[Opening Supplied information section]

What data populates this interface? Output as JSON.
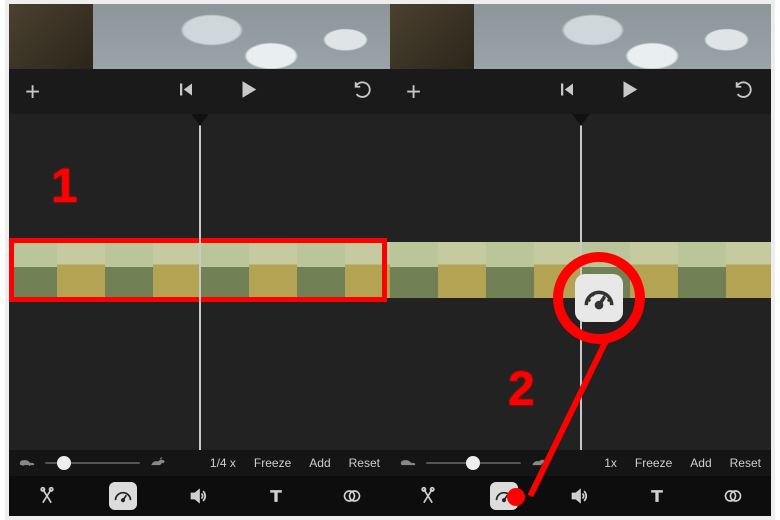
{
  "annotations": {
    "step1": "1",
    "step2": "2"
  },
  "left": {
    "speed": {
      "value_label": "1/4 x",
      "freeze": "Freeze",
      "add": "Add",
      "reset": "Reset",
      "knob_percent": 18
    },
    "tools": {
      "selected": "speed"
    }
  },
  "right": {
    "speed": {
      "value_label": "1x",
      "freeze": "Freeze",
      "add": "Add",
      "reset": "Reset",
      "knob_percent": 50
    },
    "tools": {
      "selected": "speed"
    }
  },
  "icons": {
    "add": "plus-icon",
    "prev": "skip-start-icon",
    "play": "play-icon",
    "undo": "undo-icon",
    "tortoise": "tortoise-icon",
    "hare": "hare-icon",
    "cut": "scissors-icon",
    "speed": "speedometer-icon",
    "volume": "speaker-icon",
    "text": "text-icon",
    "filter": "overlap-circles-icon"
  }
}
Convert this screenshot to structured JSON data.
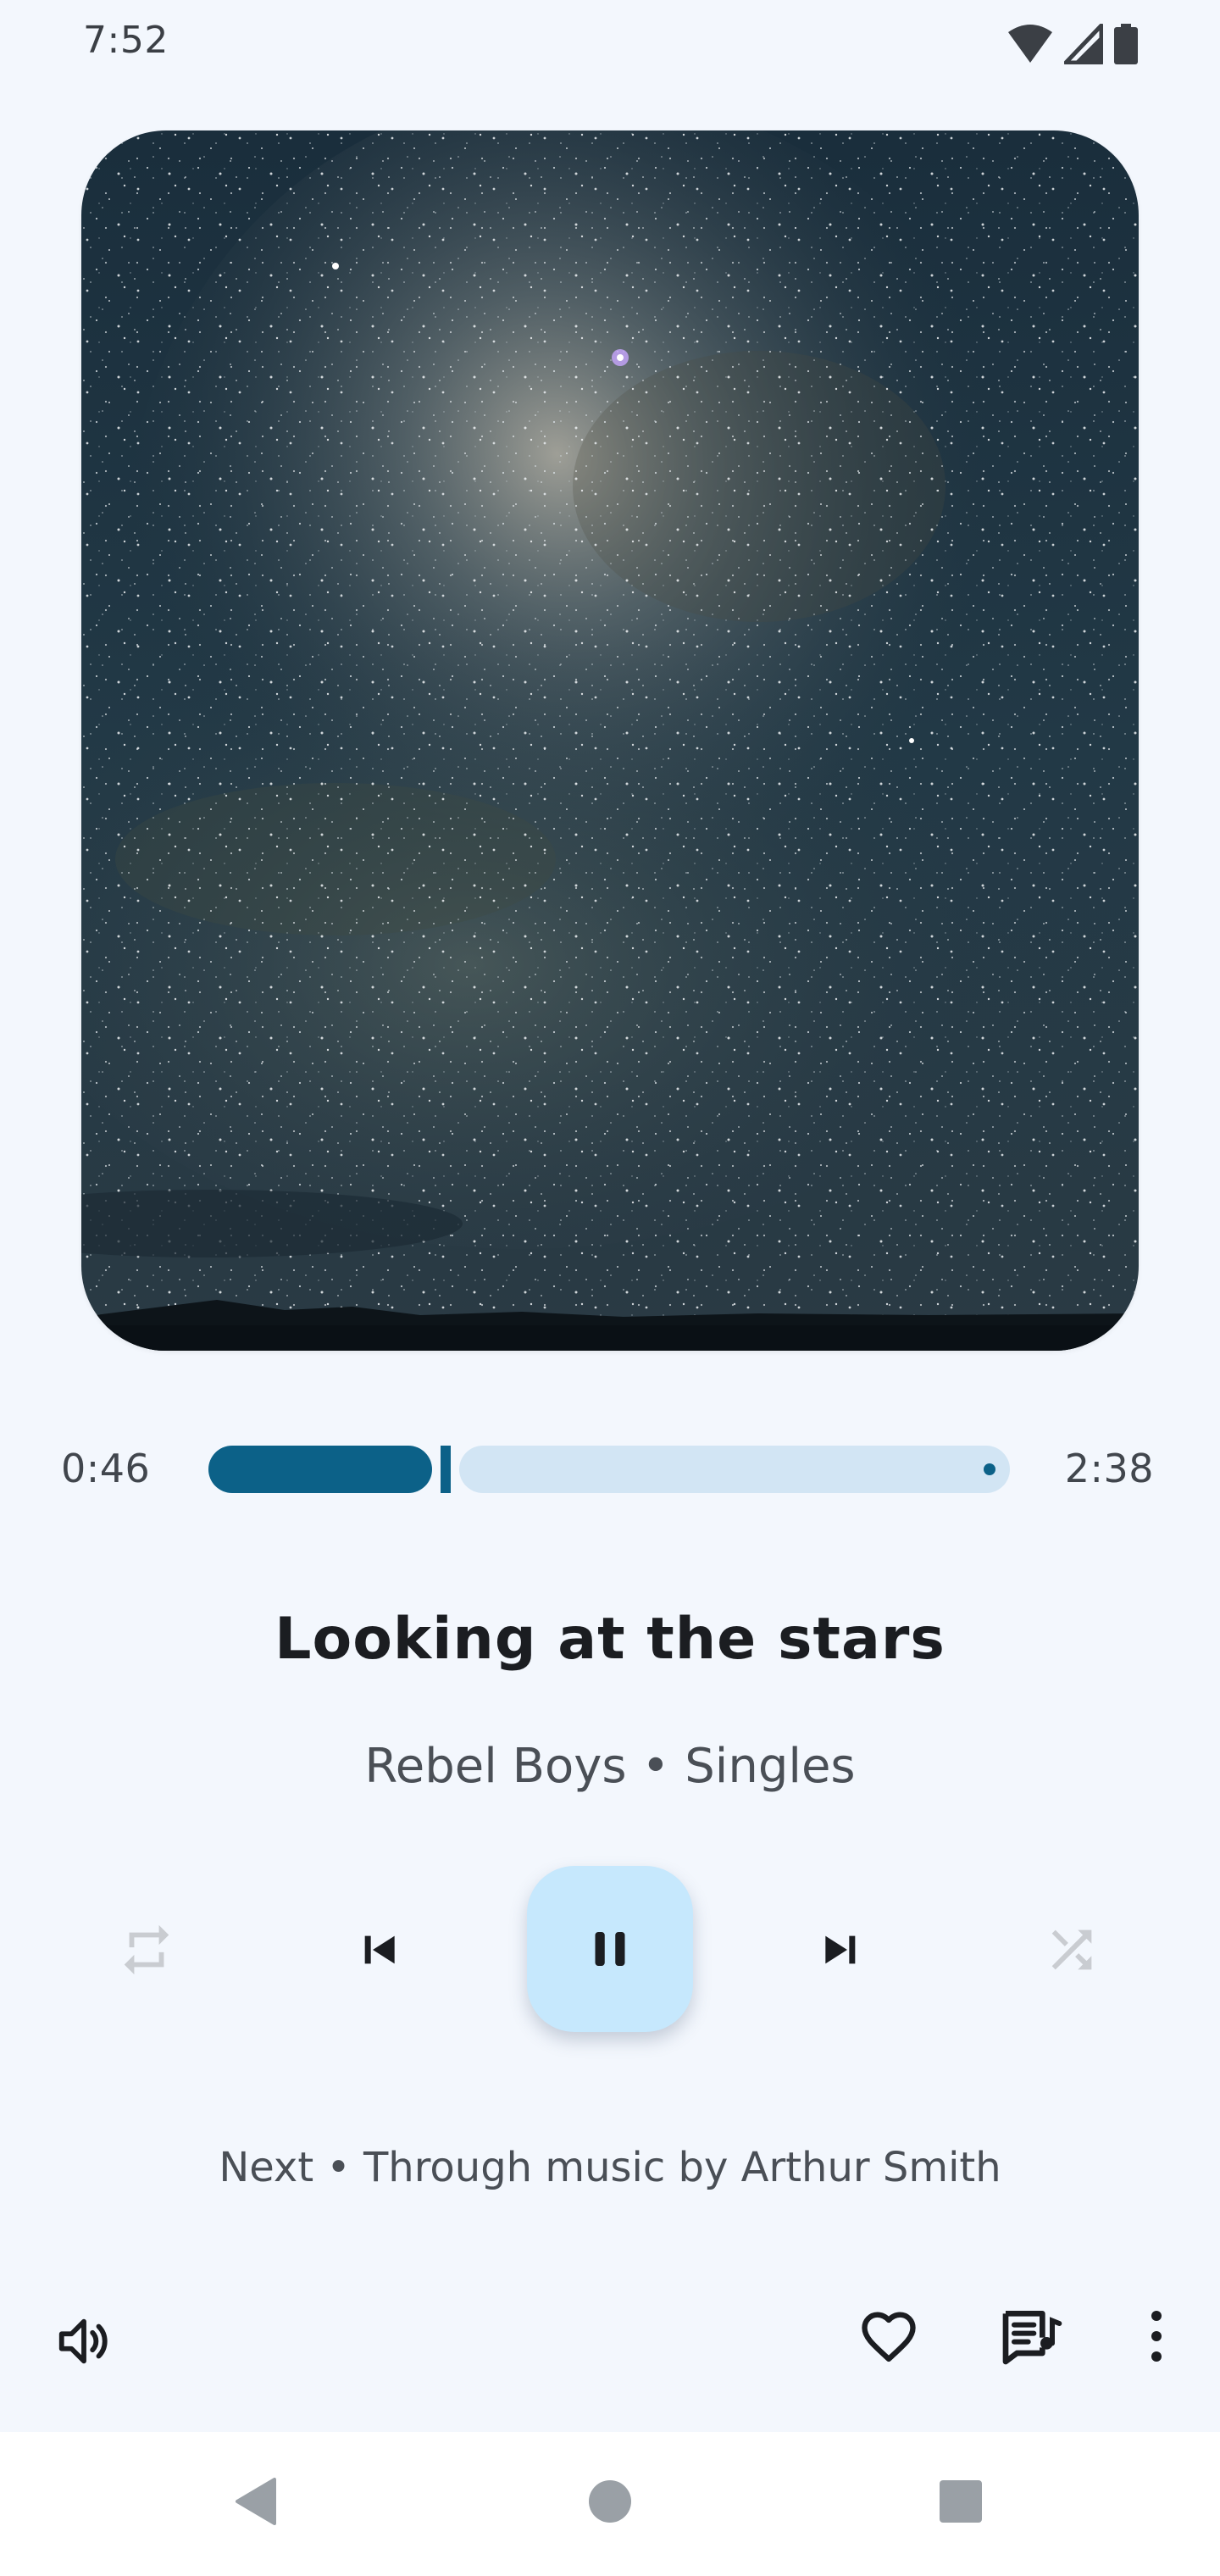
{
  "status_bar": {
    "time": "7:52",
    "icons": [
      "wifi-icon",
      "signal-icon",
      "battery-icon"
    ]
  },
  "artwork": {
    "description_icon": "album-art"
  },
  "player": {
    "elapsed": "0:46",
    "total": "2:38",
    "progress_fraction": 0.29,
    "title": "Looking at the stars",
    "artist": "Rebel Boys",
    "album": "Singles",
    "subtitle": "Rebel Boys • Singles",
    "next_up": "Next • Through music by Arthur Smith"
  },
  "controls": {
    "repeat_icon": "repeat-icon",
    "prev_icon": "skip-previous-icon",
    "play_pause_icon": "pause-icon",
    "next_icon": "skip-next-icon",
    "shuffle_icon": "shuffle-icon"
  },
  "actions": {
    "volume_icon": "volume-icon",
    "favorite_icon": "heart-icon",
    "lyrics_icon": "lyrics-icon",
    "more_icon": "more-vert-icon"
  },
  "colors": {
    "accent": "#0c6188",
    "track_inactive": "#d2e5f4",
    "play_button_bg": "#c6e8fd",
    "background": "#f3f7fd",
    "disabled_icon": "#c9ccd1"
  },
  "nav": {
    "back_icon": "back-icon",
    "home_icon": "home-icon",
    "recents_icon": "recents-icon"
  }
}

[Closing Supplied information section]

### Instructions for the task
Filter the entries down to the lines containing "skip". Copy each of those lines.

### Solution to this exercise
    "prev": "skip-start-icon",
    "prev_icon": "skip-previous-icon",
    "next_icon": "skip-next-icon",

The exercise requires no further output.